[Dataset rows describing interfaces]

'''

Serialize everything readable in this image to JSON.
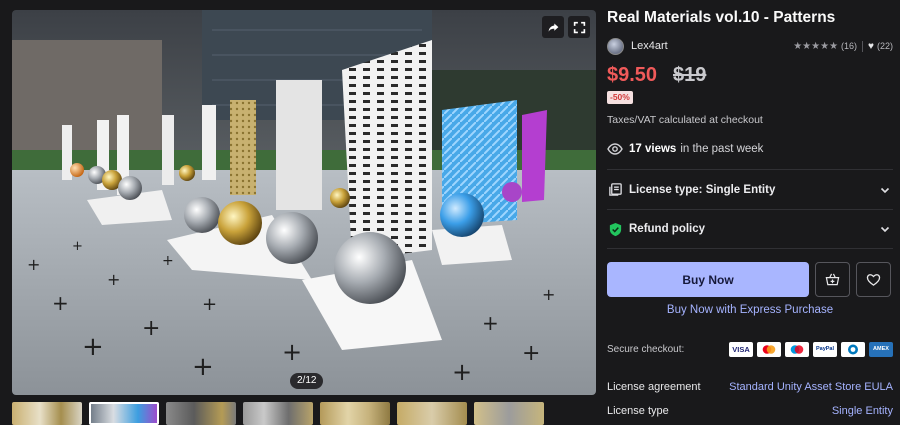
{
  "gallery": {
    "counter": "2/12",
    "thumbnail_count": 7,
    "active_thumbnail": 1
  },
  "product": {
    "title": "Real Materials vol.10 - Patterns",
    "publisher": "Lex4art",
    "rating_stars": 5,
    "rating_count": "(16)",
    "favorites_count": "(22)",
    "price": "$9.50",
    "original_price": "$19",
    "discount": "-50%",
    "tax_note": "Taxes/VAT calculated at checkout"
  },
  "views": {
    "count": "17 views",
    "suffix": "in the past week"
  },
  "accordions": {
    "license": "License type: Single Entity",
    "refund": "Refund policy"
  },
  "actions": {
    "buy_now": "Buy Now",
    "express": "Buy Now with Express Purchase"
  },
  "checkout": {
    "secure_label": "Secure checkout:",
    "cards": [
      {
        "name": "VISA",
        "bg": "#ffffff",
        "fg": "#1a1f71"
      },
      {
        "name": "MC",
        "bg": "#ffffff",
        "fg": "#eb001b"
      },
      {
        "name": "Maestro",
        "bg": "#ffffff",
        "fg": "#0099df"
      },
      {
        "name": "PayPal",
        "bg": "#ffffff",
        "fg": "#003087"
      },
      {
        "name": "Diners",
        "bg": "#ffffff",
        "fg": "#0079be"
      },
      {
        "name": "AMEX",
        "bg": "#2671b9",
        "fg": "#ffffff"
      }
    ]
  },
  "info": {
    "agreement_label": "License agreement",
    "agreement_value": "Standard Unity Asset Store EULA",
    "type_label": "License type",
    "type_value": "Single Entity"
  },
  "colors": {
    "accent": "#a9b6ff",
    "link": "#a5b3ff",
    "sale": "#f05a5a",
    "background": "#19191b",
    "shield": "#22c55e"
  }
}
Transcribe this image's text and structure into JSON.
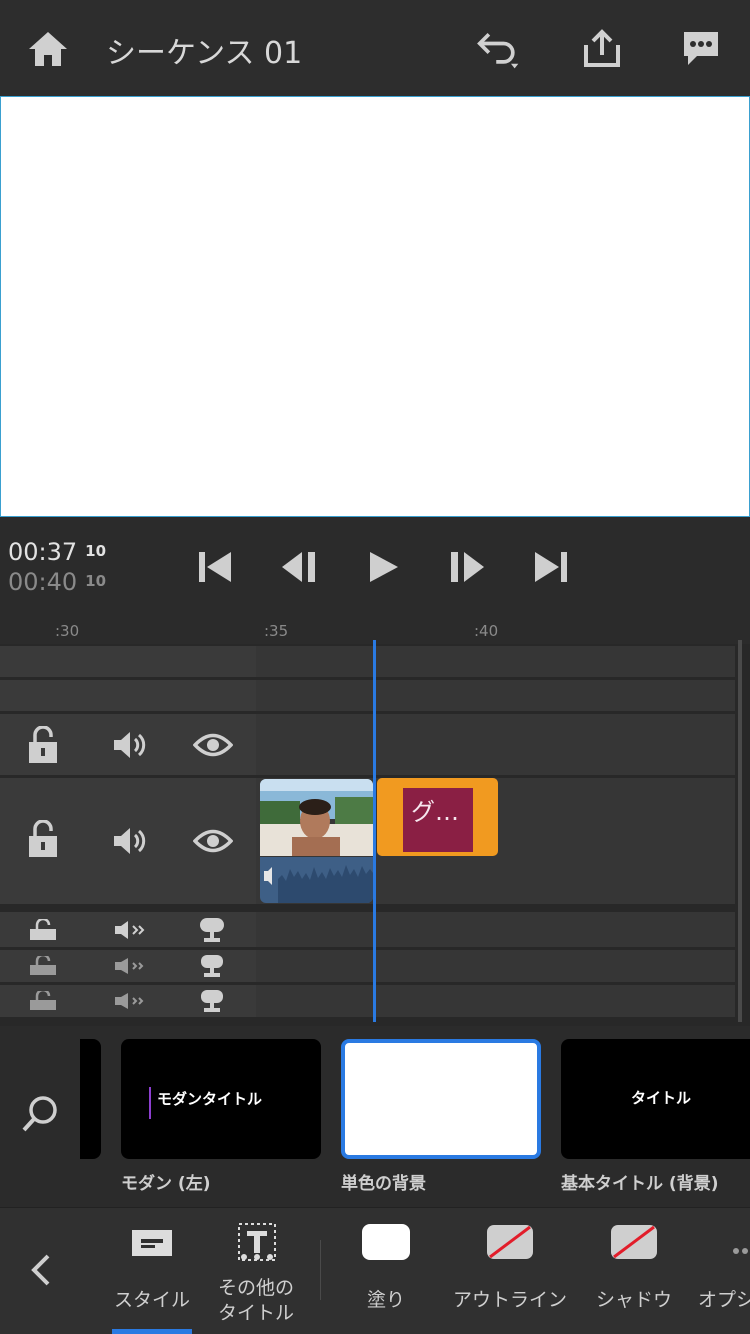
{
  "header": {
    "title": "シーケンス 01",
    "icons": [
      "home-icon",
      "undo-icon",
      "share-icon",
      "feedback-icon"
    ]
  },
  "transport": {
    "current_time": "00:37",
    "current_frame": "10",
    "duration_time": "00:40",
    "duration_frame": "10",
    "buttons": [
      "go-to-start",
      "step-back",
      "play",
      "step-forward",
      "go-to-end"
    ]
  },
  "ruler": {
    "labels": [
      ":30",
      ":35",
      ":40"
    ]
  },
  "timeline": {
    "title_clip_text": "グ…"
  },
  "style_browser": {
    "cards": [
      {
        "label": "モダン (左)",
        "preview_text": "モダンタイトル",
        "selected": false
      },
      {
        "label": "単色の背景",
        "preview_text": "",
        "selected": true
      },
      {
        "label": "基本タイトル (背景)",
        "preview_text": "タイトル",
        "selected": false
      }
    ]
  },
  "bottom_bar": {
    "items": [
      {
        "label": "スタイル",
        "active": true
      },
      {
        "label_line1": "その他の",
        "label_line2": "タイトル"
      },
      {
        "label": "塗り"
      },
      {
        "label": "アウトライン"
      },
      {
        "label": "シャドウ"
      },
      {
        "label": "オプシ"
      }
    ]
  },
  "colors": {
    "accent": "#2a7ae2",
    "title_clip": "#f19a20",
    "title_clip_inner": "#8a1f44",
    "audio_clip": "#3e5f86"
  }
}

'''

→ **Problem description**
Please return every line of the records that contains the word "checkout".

→ **Problem solution**
    "tax_note": "Taxes/VAT calculated at checkout"
  "checkout": {
    "secure_label": "Secure checkout:",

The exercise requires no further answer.